In the 1970s the idea of a machine or robot that could perform all that was necessary to milk a cow without human intervention seemed to most of us either a fantasy or a space age dream! By the end of the 1990s there were over 400 robots (automatic milking systems) milking cows on European dairy farms and the first milking robot was in operation in Canada. In 2002 there were three farms in Pennsylvania with operating robots. I do not know how many Pennsylvania farms have milking robots in 2011. However, anyone interested in this technology can likely find an operating robot within a couple of hours drive. They can also find experienced local sales and service for two brands with extensive US experience and a third brand that has several years of operation in Europe and is now handled by a US company. A system for use on large rotary parlors has also been announced. It is safe to assume that every major company supplying milking systems or milking parlor equipment is closely watching or developing equipment related to automatic milking practices.

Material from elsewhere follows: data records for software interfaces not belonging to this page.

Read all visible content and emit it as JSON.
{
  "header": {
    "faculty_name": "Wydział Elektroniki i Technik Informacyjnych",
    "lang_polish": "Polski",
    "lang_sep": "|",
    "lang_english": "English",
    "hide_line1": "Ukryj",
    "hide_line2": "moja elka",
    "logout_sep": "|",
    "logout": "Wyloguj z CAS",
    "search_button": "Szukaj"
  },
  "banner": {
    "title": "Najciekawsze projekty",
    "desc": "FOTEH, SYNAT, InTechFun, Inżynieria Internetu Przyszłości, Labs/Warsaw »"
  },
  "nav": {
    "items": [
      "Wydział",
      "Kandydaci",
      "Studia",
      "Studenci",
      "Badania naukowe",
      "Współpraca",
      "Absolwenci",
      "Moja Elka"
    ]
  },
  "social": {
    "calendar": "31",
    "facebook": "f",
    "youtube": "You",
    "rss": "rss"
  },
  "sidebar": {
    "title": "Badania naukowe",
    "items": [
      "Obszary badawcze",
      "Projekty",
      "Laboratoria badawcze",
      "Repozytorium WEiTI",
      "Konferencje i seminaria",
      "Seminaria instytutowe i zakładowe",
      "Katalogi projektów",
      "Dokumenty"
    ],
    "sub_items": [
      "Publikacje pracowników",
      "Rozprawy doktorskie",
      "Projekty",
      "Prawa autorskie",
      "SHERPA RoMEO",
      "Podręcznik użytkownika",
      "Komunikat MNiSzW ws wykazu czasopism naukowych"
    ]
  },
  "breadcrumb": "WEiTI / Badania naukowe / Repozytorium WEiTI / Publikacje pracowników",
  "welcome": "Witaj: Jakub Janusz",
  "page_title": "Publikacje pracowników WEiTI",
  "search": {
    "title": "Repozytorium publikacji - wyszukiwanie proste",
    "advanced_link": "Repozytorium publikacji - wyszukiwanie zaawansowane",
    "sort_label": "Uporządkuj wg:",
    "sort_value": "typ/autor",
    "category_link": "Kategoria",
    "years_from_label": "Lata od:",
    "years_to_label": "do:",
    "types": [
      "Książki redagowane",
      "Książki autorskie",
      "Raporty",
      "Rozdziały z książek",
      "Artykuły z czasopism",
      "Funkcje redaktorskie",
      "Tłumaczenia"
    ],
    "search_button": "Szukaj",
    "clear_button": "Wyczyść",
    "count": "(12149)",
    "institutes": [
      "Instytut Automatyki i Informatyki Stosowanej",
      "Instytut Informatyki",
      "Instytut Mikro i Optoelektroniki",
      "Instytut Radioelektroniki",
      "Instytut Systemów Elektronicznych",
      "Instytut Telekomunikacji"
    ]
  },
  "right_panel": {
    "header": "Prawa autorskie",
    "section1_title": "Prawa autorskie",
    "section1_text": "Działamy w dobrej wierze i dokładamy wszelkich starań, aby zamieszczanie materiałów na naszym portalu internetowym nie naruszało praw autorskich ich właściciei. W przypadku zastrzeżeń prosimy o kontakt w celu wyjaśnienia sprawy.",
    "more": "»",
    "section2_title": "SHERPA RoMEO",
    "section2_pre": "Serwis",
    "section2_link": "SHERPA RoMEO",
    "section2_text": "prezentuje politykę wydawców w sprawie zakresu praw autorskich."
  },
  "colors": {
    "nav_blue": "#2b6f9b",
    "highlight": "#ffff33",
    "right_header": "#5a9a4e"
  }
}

Automatic milking systems are still a very new technology. Early adopters are doing pioneering work on just how to take advantage of the positive aspects of this technology and how to fix or work around the negative or unknown problems. One might say this technology is in its adolescent stage. In many circumstances it is grown up and capable of getting milking and cow care done consistently well. On the other hand there are still some areas where the technology is a little awkward, testing its wings and learning how to be the best it can be. The ability to recognize and locate teats, perform pre-milking operations, attach machines, evaluate milk quality and complete the milking process are well developed. Manufacturers are now working on how to speed up these tasks and improve milk quality monitoring methods.
Designers and installers of the machines and the barns in which they are placed are still learning the importance and details of the most suitable barn layout (robot, resting and feeding space and location), resting area construction and management, interior barn climate control, feeding scenarios, stall maintenance and cow observation. Management and herd health advisors are still calibrating their recommendations to the needs, strengths and weaknesses of this technology. Farmers and herd managers are constantly learning new positive and negative issues encountered with this new method for managing milking cow. I regularly have to remind myself that a milking robot is part of a whole new cow management system and not just a replacement for the human being holding the milking unit.